PROBLEM TO SOLVE:
The full set of entries below is to be returned unchanged.

EXERCISE MATERIALS:
____________

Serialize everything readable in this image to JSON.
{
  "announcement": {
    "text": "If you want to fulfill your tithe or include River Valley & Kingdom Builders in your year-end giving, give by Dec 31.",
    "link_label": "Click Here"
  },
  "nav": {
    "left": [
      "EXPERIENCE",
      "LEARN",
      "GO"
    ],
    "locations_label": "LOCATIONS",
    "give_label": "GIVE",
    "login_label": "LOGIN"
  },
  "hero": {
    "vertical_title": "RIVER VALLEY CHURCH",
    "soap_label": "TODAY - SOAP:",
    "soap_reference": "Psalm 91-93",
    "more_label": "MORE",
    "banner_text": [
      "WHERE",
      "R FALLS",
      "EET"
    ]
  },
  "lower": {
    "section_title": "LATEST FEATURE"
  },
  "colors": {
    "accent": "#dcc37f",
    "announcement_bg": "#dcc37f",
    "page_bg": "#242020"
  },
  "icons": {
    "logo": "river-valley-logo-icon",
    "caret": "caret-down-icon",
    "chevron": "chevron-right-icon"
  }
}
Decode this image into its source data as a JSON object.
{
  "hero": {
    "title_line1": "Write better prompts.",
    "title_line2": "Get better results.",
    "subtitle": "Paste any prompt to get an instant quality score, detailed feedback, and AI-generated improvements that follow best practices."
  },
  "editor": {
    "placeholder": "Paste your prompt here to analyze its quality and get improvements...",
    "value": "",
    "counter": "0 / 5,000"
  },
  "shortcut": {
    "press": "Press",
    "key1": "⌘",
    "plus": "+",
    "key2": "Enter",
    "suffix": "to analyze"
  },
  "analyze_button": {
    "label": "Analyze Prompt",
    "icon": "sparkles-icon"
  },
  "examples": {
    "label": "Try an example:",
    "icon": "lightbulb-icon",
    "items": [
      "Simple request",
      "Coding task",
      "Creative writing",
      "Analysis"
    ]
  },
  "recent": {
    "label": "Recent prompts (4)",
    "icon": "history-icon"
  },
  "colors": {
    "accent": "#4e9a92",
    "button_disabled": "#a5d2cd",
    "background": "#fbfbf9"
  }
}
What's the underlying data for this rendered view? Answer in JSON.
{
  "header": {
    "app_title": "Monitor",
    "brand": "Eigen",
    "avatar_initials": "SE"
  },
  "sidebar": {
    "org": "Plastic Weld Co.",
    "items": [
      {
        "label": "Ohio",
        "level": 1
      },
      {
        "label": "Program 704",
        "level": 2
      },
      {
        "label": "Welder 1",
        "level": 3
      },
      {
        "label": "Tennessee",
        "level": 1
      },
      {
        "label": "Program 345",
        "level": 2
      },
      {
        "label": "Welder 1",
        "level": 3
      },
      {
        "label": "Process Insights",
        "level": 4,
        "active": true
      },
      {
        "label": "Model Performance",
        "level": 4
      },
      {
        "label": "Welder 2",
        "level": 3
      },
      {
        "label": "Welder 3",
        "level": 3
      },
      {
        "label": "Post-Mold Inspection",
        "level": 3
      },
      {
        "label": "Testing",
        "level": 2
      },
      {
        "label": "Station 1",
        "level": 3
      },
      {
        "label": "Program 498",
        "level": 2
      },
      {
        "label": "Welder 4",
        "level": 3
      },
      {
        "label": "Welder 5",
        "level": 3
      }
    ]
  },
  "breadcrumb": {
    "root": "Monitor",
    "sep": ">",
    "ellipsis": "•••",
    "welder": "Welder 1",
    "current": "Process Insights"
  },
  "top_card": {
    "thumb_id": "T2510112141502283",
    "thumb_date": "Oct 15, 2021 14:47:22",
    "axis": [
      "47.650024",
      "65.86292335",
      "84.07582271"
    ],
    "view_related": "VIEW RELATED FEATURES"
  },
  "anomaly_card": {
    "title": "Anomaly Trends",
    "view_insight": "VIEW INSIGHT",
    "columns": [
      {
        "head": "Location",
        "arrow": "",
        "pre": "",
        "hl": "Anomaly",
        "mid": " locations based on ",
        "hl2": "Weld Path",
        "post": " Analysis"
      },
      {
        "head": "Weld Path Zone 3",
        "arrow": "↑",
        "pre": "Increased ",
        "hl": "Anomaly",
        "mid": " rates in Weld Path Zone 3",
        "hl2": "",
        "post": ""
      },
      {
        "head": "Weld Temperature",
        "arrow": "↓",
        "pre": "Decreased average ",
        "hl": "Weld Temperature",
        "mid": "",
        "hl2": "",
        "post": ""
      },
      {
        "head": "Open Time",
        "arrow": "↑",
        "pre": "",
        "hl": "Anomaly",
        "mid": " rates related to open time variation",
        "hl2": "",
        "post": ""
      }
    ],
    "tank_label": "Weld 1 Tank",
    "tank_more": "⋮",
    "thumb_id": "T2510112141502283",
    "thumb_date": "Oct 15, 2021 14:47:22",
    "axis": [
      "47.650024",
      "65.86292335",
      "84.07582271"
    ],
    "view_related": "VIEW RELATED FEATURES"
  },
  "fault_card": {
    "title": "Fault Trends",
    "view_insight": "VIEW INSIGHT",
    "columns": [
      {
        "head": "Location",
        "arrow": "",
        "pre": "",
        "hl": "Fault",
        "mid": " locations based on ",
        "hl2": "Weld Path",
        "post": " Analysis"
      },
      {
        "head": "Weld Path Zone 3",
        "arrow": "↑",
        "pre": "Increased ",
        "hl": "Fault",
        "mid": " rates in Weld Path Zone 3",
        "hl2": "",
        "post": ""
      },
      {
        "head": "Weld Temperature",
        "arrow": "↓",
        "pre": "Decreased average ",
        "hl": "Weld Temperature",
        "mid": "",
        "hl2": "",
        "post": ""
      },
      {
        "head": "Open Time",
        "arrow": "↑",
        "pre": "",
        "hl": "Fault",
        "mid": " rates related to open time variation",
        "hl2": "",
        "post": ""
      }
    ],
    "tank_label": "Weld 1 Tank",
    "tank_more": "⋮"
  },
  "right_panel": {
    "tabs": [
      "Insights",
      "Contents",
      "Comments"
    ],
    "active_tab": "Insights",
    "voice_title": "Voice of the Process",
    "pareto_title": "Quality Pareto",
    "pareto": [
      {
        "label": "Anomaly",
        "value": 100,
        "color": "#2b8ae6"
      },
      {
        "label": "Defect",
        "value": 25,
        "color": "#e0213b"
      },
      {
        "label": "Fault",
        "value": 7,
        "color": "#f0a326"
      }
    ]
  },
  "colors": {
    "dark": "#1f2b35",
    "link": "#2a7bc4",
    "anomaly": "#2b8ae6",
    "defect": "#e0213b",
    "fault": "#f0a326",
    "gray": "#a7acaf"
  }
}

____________

ANSWER TO THE EXERCISE:
Serialize everything readable in this image to JSON.
{
  "announcement": {
    "text": "If you want to fulfill your tithe or include River Valley & Kingdom Builders in your year-end giving, give by Dec 31.",
    "link_label": "Click Here"
  },
  "nav": {
    "left": [
      "EXPERIENCE",
      "LEARN",
      "GO"
    ],
    "locations_label": "LOCATIONS",
    "give_label": "GIVE",
    "login_label": "LOGIN"
  },
  "hero": {
    "vertical_title": "RIVER VALLEY CHURCH",
    "soap_label": "TODAY - SOAP:",
    "soap_reference": "Psalm 91-93",
    "more_label": "MORE",
    "banner_text": [
      "WHERE",
      "R FALLS",
      "EET"
    ]
  },
  "lower": {
    "section_title": "LATEST FEATURE"
  },
  "colors": {
    "accent": "#dcc37f",
    "announcement_bg": "#dcc37f",
    "page_bg": "#242020"
  },
  "icons": {
    "logo": "river-valley-logo-icon",
    "caret": "caret-down-icon",
    "chevron": "chevron-right-icon"
  }
}
Decode this image into its source data as a JSON object.
{
  "hero": {
    "title_line1": "Write better prompts.",
    "title_line2": "Get better results.",
    "subtitle": "Paste any prompt to get an instant quality score, detailed feedback, and AI-generated improvements that follow best practices."
  },
  "editor": {
    "placeholder": "Paste your prompt here to analyze its quality and get improvements...",
    "value": "",
    "counter": "0 / 5,000"
  },
  "shortcut": {
    "press": "Press",
    "key1": "⌘",
    "plus": "+",
    "key2": "Enter",
    "suffix": "to analyze"
  },
  "analyze_button": {
    "label": "Analyze Prompt",
    "icon": "sparkles-icon"
  },
  "examples": {
    "label": "Try an example:",
    "icon": "lightbulb-icon",
    "items": [
      "Simple request",
      "Coding task",
      "Creative writing",
      "Analysis"
    ]
  },
  "recent": {
    "label": "Recent prompts (4)",
    "icon": "history-icon"
  },
  "colors": {
    "accent": "#4e9a92",
    "button_disabled": "#a5d2cd",
    "background": "#fbfbf9"
  }
}
What's the underlying data for this rendered view? Answer in JSON.
{
  "header": {
    "app_title": "Monitor",
    "brand": "Eigen",
    "avatar_initials": "SE"
  },
  "sidebar": {
    "org": "Plastic Weld Co.",
    "items": [
      {
        "label": "Ohio",
        "level": 1
      },
      {
        "label": "Program 704",
        "level": 2
      },
      {
        "label": "Welder 1",
        "level": 3
      },
      {
        "label": "Tennessee",
        "level": 1
      },
      {
        "label": "Program 345",
        "level": 2
      },
      {
        "label": "Welder 1",
        "level": 3
      },
      {
        "label": "Process Insights",
        "level": 4,
        "active": true
      },
      {
        "label": "Model Performance",
        "level": 4
      },
      {
        "label": "Welder 2",
        "level": 3
      },
      {
        "label": "Welder 3",
        "level": 3
      },
      {
        "label": "Post-Mold Inspection",
        "level": 3
      },
      {
        "label": "Testing",
        "level": 2
      },
      {
        "label": "Station 1",
        "level": 3
      },
      {
        "label": "Program 498",
        "level": 2
      },
      {
        "label": "Welder 4",
        "level": 3
      },
      {
        "label": "Welder 5",
        "level": 3
      }
    ]
  },
  "breadcrumb": {
    "root": "Monitor",
    "sep": ">",
    "ellipsis": "•••",
    "welder": "Welder 1",
    "current": "Process Insights"
  },
  "top_card": {
    "thumb_id": "T2510112141502283",
    "thumb_date": "Oct 15, 2021 14:47:22",
    "axis": [
      "47.650024",
      "65.86292335",
      "84.07582271"
    ],
    "view_related": "VIEW RELATED FEATURES"
  },
  "anomaly_card": {
    "title": "Anomaly Trends",
    "view_insight": "VIEW INSIGHT",
    "columns": [
      {
        "head": "Location",
        "arrow": "",
        "pre": "",
        "hl": "Anomaly",
        "mid": " locations based on ",
        "hl2": "Weld Path",
        "post": " Analysis"
      },
      {
        "head": "Weld Path Zone 3",
        "arrow": "↑",
        "pre": "Increased ",
        "hl": "Anomaly",
        "mid": " rates in Weld Path Zone 3",
        "hl2": "",
        "post": ""
      },
      {
        "head": "Weld Temperature",
        "arrow": "↓",
        "pre": "Decreased average ",
        "hl": "Weld Temperature",
        "mid": "",
        "hl2": "",
        "post": ""
      },
      {
        "head": "Open Time",
        "arrow": "↑",
        "pre": "",
        "hl": "Anomaly",
        "mid": " rates related to open time variation",
        "hl2": "",
        "post": ""
      }
    ],
    "tank_label": "Weld 1 Tank",
    "tank_more": "⋮",
    "thumb_id": "T2510112141502283",
    "thumb_date": "Oct 15, 2021 14:47:22",
    "axis": [
      "47.650024",
      "65.86292335",
      "84.07582271"
    ],
    "view_related": "VIEW RELATED FEATURES"
  },
  "fault_card": {
    "title": "Fault Trends",
    "view_insight": "VIEW INSIGHT",
    "columns": [
      {
        "head": "Location",
        "arrow": "",
        "pre": "",
        "hl": "Fault",
        "mid": " locations based on ",
        "hl2": "Weld Path",
        "post": " Analysis"
      },
      {
        "head": "Weld Path Zone 3",
        "arrow": "↑",
        "pre": "Increased ",
        "hl": "Fault",
        "mid": " rates in Weld Path Zone 3",
        "hl2": "",
        "post": ""
      },
      {
        "head": "Weld Temperature",
        "arrow": "↓",
        "pre": "Decreased average ",
        "hl": "Weld Temperature",
        "mid": "",
        "hl2": "",
        "post": ""
      },
      {
        "head": "Open Time",
        "arrow": "↑",
        "pre": "",
        "hl": "Fault",
        "mid": " rates related to open time variation",
        "hl2": "",
        "post": ""
      }
    ],
    "tank_label": "Weld 1 Tank",
    "tank_more": "⋮"
  },
  "right_panel": {
    "tabs": [
      "Insights",
      "Contents",
      "Comments"
    ],
    "active_tab": "Insights",
    "voice_title": "Voice of the Process",
    "pareto_title": "Quality Pareto",
    "pareto": [
      {
        "label": "Anomaly",
        "value": 100,
        "color": "#2b8ae6"
      },
      {
        "label": "Defect",
        "value": 25,
        "color": "#e0213b"
      },
      {
        "label": "Fault",
        "value": 7,
        "color": "#f0a326"
      }
    ]
  },
  "colors": {
    "dark": "#1f2b35",
    "link": "#2a7bc4",
    "anomaly": "#2b8ae6",
    "defect": "#e0213b",
    "fault": "#f0a326",
    "gray": "#a7acaf"
  }
}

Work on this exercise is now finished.